The most isolated continent in the world is hands down the polar desert that is Antarctica, the coldest, driest, and windiest continent on Earth. Inhospitable as it sounds, Antarctica, which lies almost completely below the Antarctic Circle, is also a place of stunning beauty as evidenced by this image of Paradise Harbour, aka Paradise Bay, near the tip of the Antarctic Peninsula. Antarctica is also extraordinarily vulnerable to the effects of climate change, worth remembering today on Antarctica Day, which marks the anniversary of the signing of the 1959 Antarctic Treaty. The international agreement protects Antarctica as a scientific preserve.

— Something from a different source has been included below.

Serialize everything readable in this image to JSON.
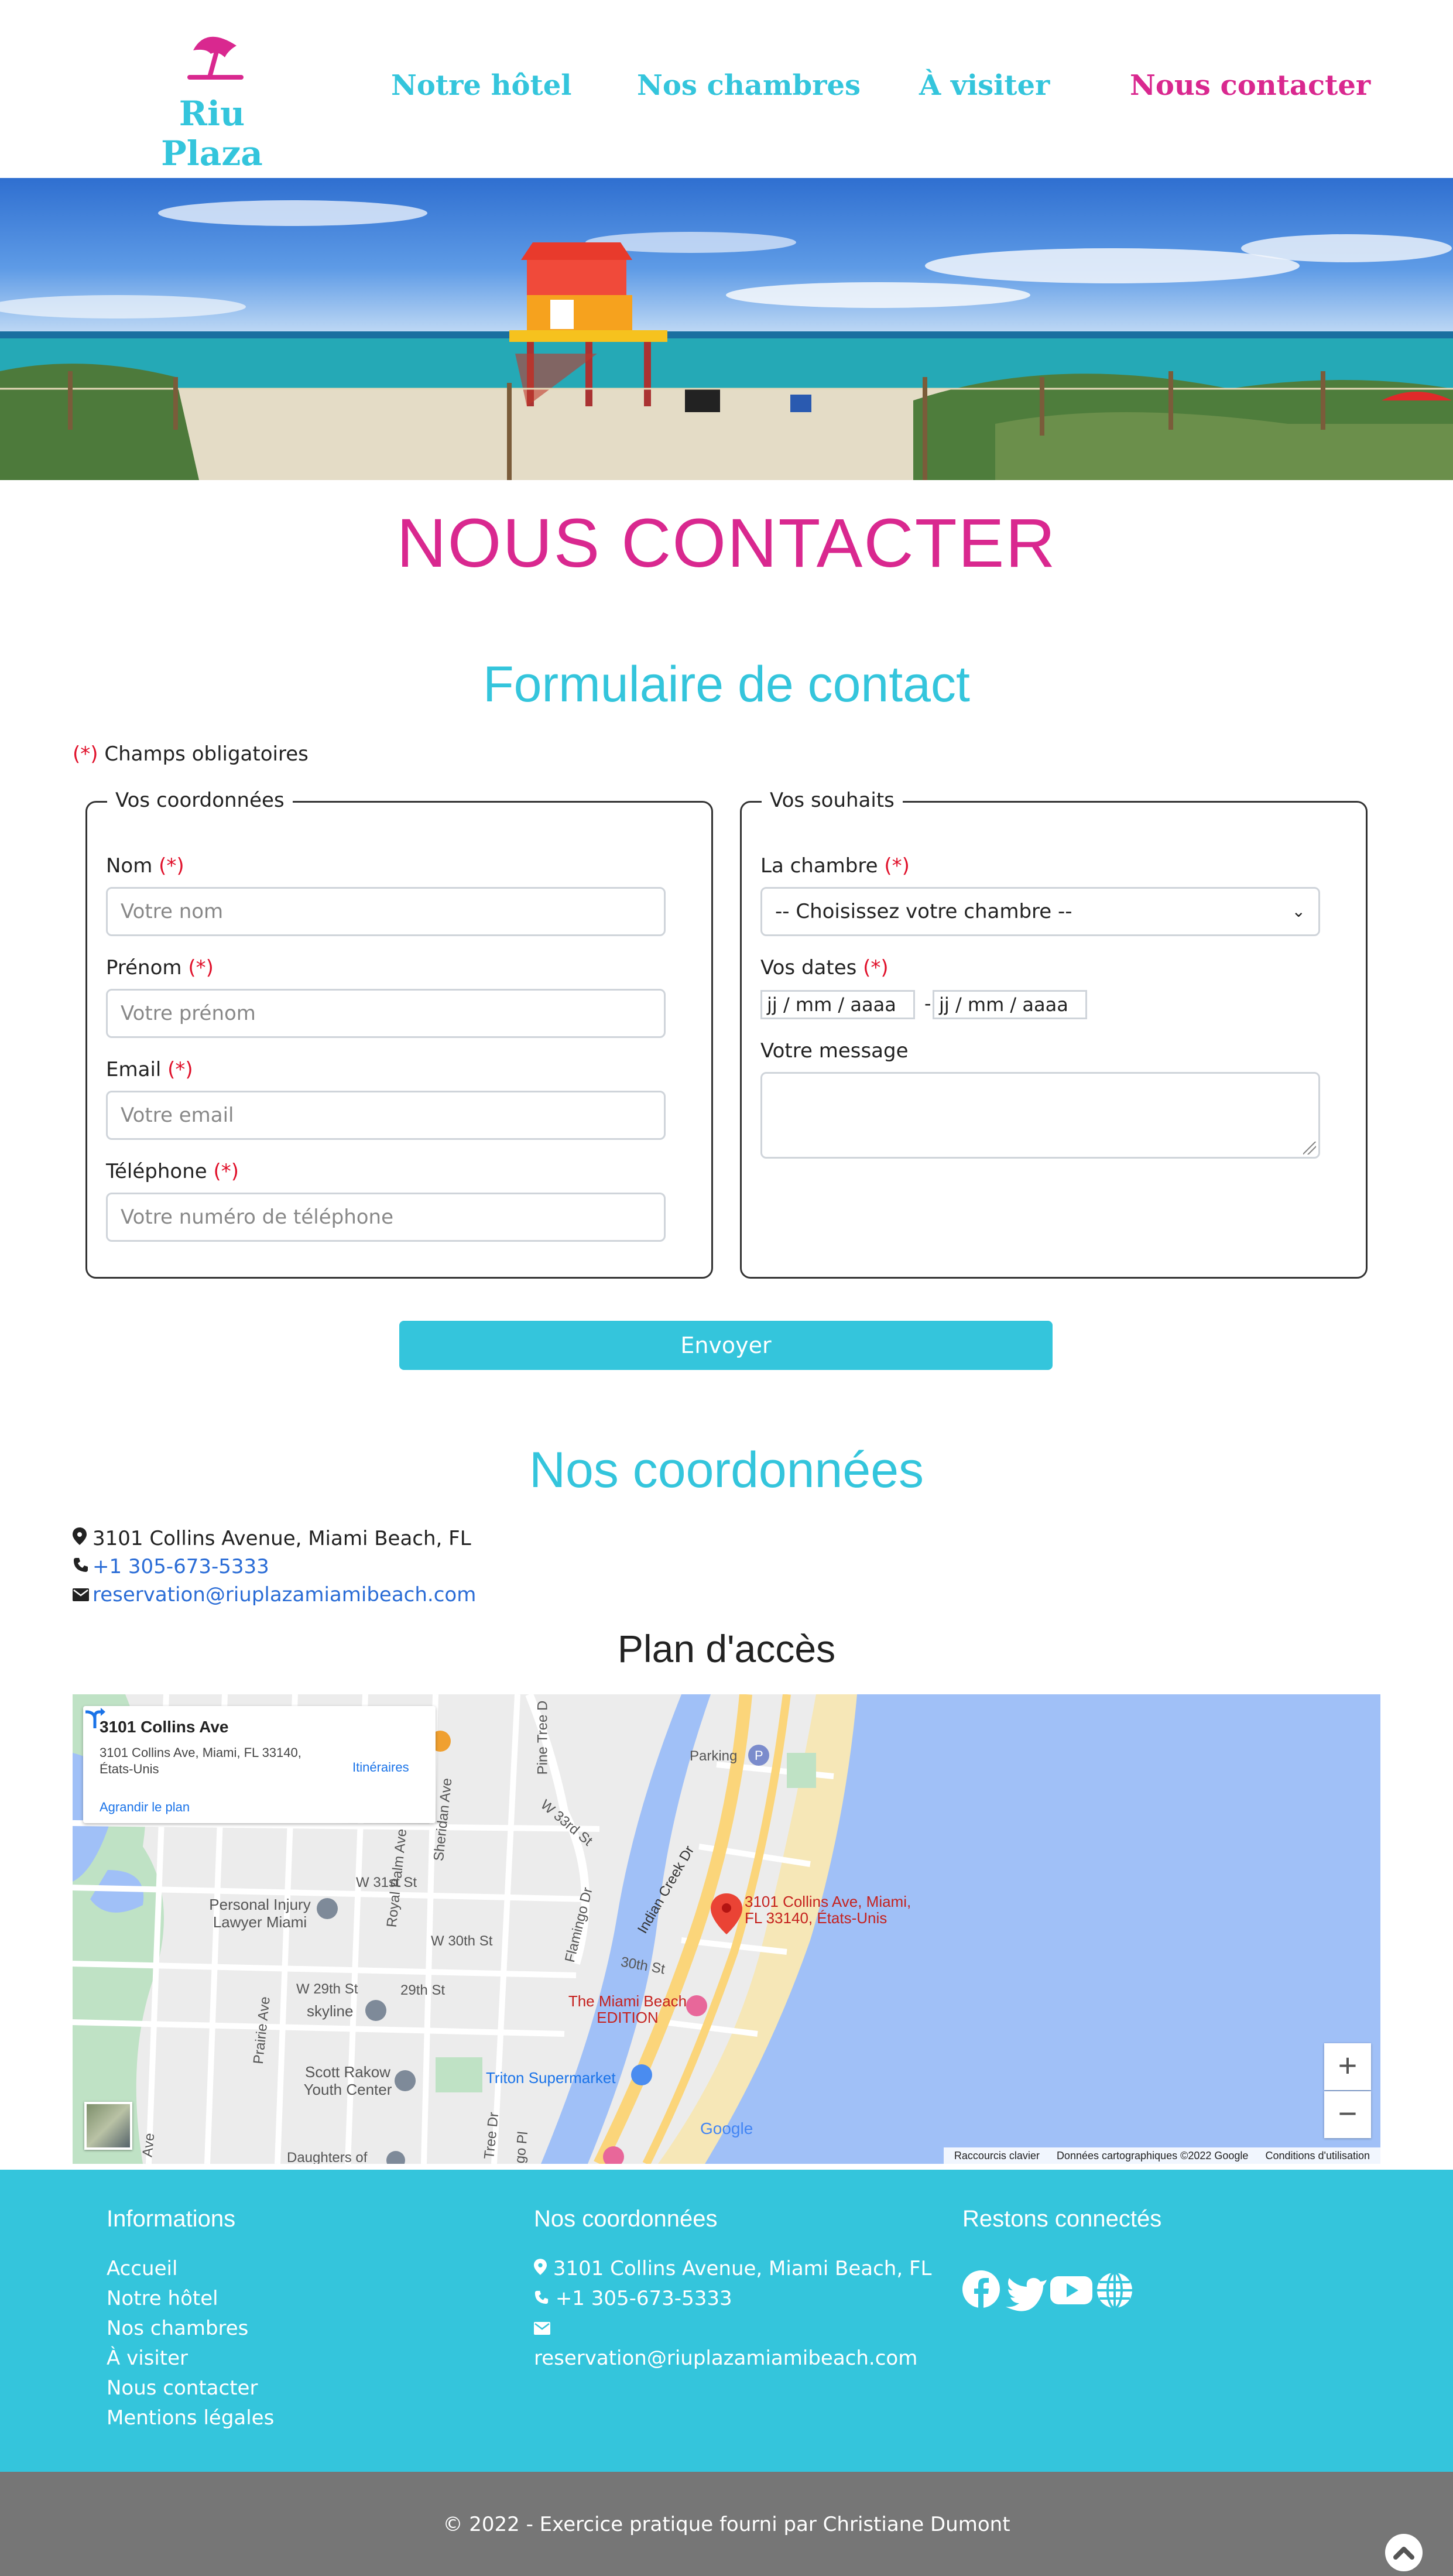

The Antarctic Peninsula is the northernmost part of Antarctica and the closest to South America, making it relatively accessible. Paradise Harbour is one of the most visited places on the continent, and a regular stop for civilian cruises. The area is home to a thriving colony of penguins and is an excellent place to see glacial calving. While the loss of glacial ice is normal, the process has accelerated at an alarming rate due to global warming. The mile-thick ice sheet that covers Antarctica accounts for 70 percent of the planet's supply of fresh water. To put that in perspective, if it all melted, sea levels would rise by 200 feet. Without this land of ice, the world would look a lot different.